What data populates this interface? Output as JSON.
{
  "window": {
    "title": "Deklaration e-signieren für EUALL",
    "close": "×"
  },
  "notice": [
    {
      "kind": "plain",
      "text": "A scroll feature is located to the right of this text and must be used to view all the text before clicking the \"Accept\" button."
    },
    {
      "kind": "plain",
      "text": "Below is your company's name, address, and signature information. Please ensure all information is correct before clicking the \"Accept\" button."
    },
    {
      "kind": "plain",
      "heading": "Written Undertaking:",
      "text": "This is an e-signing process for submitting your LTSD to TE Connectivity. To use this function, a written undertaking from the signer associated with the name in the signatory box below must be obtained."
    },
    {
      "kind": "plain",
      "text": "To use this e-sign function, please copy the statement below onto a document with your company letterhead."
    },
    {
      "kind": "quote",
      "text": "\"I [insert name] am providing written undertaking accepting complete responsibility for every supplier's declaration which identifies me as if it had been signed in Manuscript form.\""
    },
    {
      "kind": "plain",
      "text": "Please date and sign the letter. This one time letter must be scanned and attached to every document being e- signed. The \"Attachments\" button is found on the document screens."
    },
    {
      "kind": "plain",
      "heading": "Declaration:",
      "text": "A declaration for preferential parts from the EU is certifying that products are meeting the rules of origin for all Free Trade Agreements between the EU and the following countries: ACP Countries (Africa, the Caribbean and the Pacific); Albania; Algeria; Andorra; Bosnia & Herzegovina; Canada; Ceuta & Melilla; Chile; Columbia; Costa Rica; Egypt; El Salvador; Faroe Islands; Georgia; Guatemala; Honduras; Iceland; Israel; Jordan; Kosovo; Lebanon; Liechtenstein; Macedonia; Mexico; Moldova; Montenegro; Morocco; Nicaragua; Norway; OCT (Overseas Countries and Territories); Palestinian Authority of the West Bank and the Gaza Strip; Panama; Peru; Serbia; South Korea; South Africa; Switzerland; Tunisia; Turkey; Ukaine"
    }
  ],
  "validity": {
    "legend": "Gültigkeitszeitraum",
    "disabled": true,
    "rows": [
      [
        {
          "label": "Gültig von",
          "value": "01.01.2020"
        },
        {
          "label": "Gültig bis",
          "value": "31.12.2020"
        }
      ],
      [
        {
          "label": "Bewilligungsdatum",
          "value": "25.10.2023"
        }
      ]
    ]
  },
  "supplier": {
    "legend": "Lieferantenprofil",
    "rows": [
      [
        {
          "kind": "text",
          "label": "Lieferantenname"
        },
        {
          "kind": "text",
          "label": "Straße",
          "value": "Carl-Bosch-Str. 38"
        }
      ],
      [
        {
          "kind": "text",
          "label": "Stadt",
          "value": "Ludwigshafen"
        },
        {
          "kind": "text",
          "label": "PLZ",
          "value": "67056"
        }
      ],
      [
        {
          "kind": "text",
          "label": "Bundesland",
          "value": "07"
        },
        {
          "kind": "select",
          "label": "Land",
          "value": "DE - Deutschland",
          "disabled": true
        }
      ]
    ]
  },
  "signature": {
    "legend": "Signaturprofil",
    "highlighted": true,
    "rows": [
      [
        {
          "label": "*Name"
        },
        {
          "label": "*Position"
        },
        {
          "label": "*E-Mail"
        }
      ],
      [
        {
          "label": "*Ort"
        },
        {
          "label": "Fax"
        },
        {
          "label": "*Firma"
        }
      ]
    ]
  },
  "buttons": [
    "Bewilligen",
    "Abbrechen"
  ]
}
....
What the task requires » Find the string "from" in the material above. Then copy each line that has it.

Response to this task »
      "text": "This is an e-signing process for submitting your LTSD to TE Connectivity. To use this function, a written undertaking from the signer associated with the name in the signatory box below must be obtained."
      "text": "A declaration for preferential parts from the EU is certifying that products are meeting the rules of origin for all Free Trade Agreements between the EU and the following countries: ACP Countries (Africa, the Caribbean and the Pacific); Albania; Algeria; Andorra; Bosnia & Herzegovina; Canada; Ceuta & Melilla; Chile; Columbia; Costa Rica; Egypt; El Salvador; Faroe Islands; Georgia; Guatemala; Honduras; Iceland; Israel; Jordan; Kosovo; Lebanon; Liechtenstein; Macedonia; Mexico; Moldova; Montenegro; Morocco; Nicaragua; Norway; OCT (Overseas Countries and Territories); Palestinian Authority of the West Bank and the Gaza Strip; Panama; Peru; Serbia; South Korea; South Africa; Switzerland; Tunisia; Turkey; Ukaine"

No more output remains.